Most importantly in understanding the history of this problem is that the timber industry used the spotted owl crisis to get out of the Northwest. They could blame all these mill closures on environmentalists while moving their operations worldwide. Few timber workers saw that their real enemy was not the environmentalists, who like the timber workers, wanted to see trees remain in the region forever. The enemy was the big timber companies who had severely overcut the region beginning after World War II and reaching a crescendo in the 1980s. All of this undermined the ecological base of the forest, leading to the spotted owl lawsuits and the end of the regional industry. Of course, many small operators did lose everything. But the big multinational corporations that had slowly gained a stranglehold over lumber production over the previous decades did just fine.

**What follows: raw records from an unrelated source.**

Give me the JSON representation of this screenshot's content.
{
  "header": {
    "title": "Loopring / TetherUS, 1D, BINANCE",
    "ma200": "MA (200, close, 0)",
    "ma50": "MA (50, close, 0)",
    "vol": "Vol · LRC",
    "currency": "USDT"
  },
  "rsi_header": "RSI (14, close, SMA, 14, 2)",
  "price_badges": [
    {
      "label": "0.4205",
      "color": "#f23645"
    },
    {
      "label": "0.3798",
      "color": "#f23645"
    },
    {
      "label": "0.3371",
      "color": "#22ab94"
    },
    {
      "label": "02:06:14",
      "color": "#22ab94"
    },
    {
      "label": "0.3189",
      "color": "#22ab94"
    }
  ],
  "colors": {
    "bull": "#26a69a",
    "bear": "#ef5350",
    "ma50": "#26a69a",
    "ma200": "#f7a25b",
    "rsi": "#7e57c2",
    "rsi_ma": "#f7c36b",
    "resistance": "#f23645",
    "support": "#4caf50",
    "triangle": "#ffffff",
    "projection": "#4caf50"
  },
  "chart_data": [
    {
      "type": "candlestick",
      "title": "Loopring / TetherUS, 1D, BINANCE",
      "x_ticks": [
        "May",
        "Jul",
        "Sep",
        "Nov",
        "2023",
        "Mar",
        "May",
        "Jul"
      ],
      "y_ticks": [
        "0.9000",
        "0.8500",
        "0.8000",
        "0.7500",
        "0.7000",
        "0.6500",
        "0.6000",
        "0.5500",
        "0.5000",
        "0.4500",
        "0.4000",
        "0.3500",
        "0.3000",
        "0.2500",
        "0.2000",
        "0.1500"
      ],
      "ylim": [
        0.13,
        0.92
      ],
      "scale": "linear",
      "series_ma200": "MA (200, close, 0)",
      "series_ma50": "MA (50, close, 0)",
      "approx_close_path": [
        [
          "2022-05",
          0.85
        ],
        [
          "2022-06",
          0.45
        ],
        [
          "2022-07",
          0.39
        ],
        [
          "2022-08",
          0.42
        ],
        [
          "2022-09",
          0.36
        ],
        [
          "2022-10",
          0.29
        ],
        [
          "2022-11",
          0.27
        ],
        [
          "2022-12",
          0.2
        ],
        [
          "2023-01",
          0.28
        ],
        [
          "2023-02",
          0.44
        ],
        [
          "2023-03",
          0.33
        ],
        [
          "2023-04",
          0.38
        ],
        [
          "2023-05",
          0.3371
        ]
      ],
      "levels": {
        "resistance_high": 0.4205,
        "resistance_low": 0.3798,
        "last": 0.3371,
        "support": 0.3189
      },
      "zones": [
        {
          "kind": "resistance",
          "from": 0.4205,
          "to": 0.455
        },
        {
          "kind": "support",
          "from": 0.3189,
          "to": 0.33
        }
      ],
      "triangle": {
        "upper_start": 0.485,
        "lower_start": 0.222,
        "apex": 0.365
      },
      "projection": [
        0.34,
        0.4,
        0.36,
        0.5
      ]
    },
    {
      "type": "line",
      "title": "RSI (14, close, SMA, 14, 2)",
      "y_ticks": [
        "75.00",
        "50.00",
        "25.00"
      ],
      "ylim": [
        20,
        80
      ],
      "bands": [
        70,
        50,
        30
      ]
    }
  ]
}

Americans still get their wood supplies and they are cheaper than ever. The only people hurt by this were the timber workers of the Northwest. For them, I feel bad. But like old mining towns such as Butte and Leadville, Coquille, Bandon, and Medford need to understand that the industry is not coming back. For them to survive, they need to develop alternative economies. Ashland has done quite well. With Southern Oregon State University and the Shakespeare Festival, they have figured out how to create a successful economy without timber. Others have turned to tourism, which is increasingly tenable, particularly along the Rogue River. It is hard for people to change their ways after growing up understanding that the timber would also be around. Maybe the government needs to play a bigger role in transforming these areas, although they have been involved pretty heavily since the beginning of the Clinton administration. In any case though, it's time to move on.

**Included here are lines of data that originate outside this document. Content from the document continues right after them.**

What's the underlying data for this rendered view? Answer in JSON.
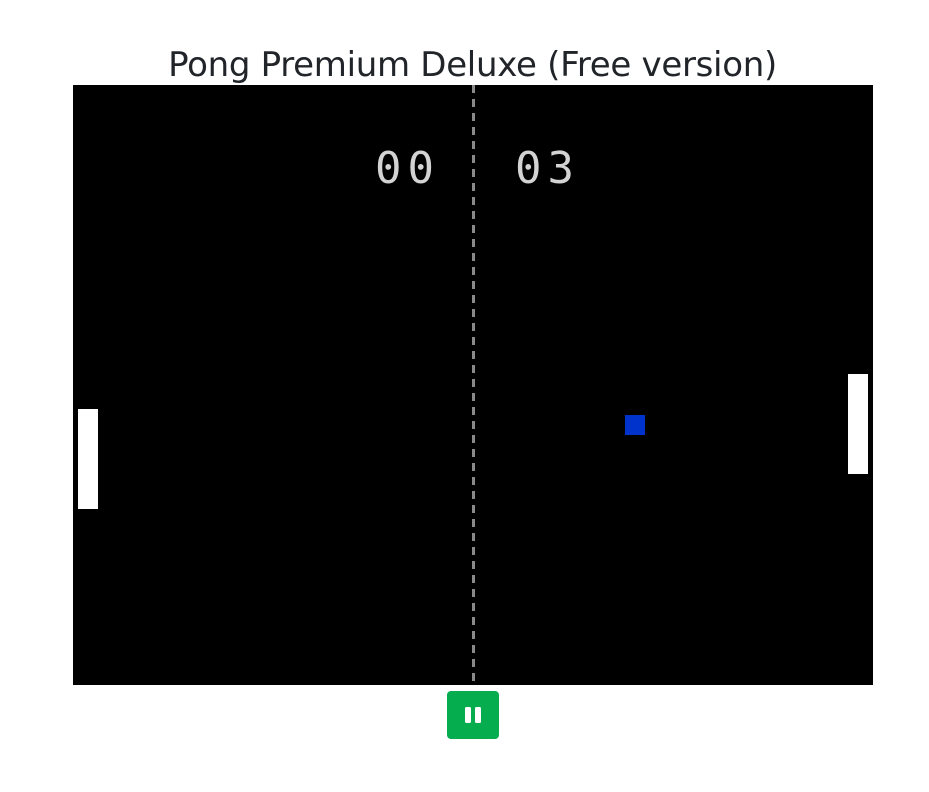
{
  "page": {
    "title": "Pong Premium Deluxe (Free version)"
  },
  "scoreboard": {
    "left_score": "00",
    "right_score": "03"
  },
  "ball": {
    "color": "#0033cc"
  },
  "controls": {
    "pause_icon": "pause-icon",
    "pause_button_color": "#05ad4f"
  },
  "colors": {
    "board": "#000000",
    "paddle": "#ffffff",
    "score_text": "#d3d3d3",
    "center_line": "#8a8a8a"
  }
}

Of course, there is actually a pretty damn active alternative economy in southwestern Oregon. That is marijuana. Southwestern Oregon and northwestern California provides a huge amount of pot for the nation. Of course, none of this is taxed. But when people talk of the economic decline of the region, they don't mention the very active and lucrative underground economy.

Thanks a ton to Maggie for sending this along